Should you worry if children are slow to talk? Intervention, if needed, should start early
Most babies who are behind in developmental milestones will catch up, especially if they are only a little bit behind and are progressing steadily. If concerns about a child's development arise, a pediatrician can refer the child for evaluation, which is provided free of charge in all U.S. states under the federal Individuals with Disabilities Education Act (IDEA).
In Colter's case, evaluation revealed that his delay involves speech only, but his speech problem is severe. He scored above the 90th percentile for cognitive skills like comprehension and ability to follow multiple directions, but in only the third percentile for speech development.
Free early intervention services — usually weekly home visits from a speech-language pathologist — are available to all U.S. children under IDEA starting at age 2, though services may vary from state to state. The child’s pediatrician is the best source for connecting families with available services, Masterson said. Information can also be found through the National Dissemination Center for Children with Disabilities. For children with mild delays, such help will sometimes catch the child up to peers by age 3.
Colter received in-home visits from a speech-language pathologist (SLP) starting at age 2. “It was fine, but we weren’t seeing progress,” his mother said. When he turned 3, he began attending Canyons School District’s early intervention preschool for two hours and 15 minutes, twice a week. It's a free program, where he participates in group work with other children and receives a minimal amount of one-on-one time with an SLP.
U.S. children with disabilities ages 3 to 5 typically receive some services through their state school systems, but those services vary from state to state. Parents can contact their local school districts to learn about what is offered. In most states, some speech therapy will continue to be provided through the public school system after the child enters regular school, and for as long as problems persist.
Because Colter’s progress continued to be slow after he started the early intervention preschool, his mother decided to add weekly private sessions with Collingridge, a speech-language pathologist with national and state certifications. The American Speech-Language Hearing Association's website includes a national directory of SLPs to help families find providers in their area. Some insurance plans cover this service, and some of the listed providers charge their fees on a sliding scale based on income.
In the 14 months since Colter started private speech therapy sessions, his language skills have “exploded,” his mother said. During the first six months, Collingridge worked on vowel sounds with Colter — he wasn’t ready to take on consonants. Toys like the train set and a toy farm set are integral to her process — setting up situations that urge a child to communicate using the sounds being studied.

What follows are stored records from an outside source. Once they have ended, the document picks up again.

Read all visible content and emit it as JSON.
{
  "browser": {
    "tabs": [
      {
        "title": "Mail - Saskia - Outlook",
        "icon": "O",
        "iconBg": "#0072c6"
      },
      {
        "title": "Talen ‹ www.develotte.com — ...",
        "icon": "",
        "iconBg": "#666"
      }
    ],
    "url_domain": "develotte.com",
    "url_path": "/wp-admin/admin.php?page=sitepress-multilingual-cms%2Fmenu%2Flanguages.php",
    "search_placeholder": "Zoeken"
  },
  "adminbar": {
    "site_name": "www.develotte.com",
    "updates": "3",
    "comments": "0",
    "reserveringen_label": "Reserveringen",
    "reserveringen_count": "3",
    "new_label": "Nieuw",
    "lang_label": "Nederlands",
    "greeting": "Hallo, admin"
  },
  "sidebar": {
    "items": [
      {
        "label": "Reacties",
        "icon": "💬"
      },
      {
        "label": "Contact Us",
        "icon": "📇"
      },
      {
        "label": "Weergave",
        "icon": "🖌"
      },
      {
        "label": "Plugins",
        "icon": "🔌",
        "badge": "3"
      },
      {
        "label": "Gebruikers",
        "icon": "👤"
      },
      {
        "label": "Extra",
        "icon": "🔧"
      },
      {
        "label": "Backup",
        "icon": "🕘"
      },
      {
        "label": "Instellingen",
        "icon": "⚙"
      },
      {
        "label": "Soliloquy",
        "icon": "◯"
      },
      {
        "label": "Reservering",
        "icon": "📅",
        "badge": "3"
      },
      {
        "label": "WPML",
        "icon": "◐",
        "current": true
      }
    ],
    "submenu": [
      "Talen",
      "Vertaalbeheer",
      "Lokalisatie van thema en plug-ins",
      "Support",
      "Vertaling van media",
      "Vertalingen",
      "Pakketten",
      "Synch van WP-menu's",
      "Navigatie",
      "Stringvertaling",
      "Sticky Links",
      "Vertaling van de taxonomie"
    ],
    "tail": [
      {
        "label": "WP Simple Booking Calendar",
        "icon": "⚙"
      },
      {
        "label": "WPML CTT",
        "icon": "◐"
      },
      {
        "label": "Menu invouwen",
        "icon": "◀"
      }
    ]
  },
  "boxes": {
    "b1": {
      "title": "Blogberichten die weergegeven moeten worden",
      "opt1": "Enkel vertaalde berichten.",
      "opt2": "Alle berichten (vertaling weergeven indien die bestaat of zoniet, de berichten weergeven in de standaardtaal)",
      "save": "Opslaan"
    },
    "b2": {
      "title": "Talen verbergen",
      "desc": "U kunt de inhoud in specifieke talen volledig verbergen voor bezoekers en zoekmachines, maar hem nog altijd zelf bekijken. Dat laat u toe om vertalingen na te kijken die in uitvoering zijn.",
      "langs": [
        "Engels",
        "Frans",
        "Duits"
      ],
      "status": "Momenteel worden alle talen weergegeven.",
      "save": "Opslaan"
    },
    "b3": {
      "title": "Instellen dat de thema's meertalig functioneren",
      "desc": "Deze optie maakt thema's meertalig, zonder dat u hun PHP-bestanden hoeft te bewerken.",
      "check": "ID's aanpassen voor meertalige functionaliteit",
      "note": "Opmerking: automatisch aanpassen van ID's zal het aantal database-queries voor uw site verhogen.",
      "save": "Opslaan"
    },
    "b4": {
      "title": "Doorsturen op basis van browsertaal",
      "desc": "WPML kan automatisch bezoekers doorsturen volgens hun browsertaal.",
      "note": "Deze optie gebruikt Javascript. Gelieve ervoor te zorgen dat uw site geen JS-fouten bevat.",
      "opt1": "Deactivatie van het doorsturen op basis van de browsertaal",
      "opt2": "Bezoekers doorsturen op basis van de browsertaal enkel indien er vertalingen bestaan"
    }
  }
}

Colton says many words now, and links them into simple sentences. Some of his consonant sounds are still confused, though. On a recent morning, Collingridge worked to help him produce the initial “Y” sound correctly. She sat on the floor with him, her face bright, animated and encouraging as she modeled correct pronunciation.
“Do you want to add the red car?”
“Can you say eee-ess?” she asked, exaggerating the movements of her mouth and tongue to model the sound.
“Eeee-NESS,” said Colter, only partly right.
“Good!” said Collingridge, handing him the car. Perfection isn’t necessary, she explained, and good effort deserves a reward. The process of shaping words correctly is a gradual one.
“When you are working with a young child, it’s all about motivation and keeping him engaged,” Collingridge said. “That’s why I have so many toys and games. I have to find something he is willing to work for, but I have to be in charge. If I just let him have all the toys, he has nothing to work for.”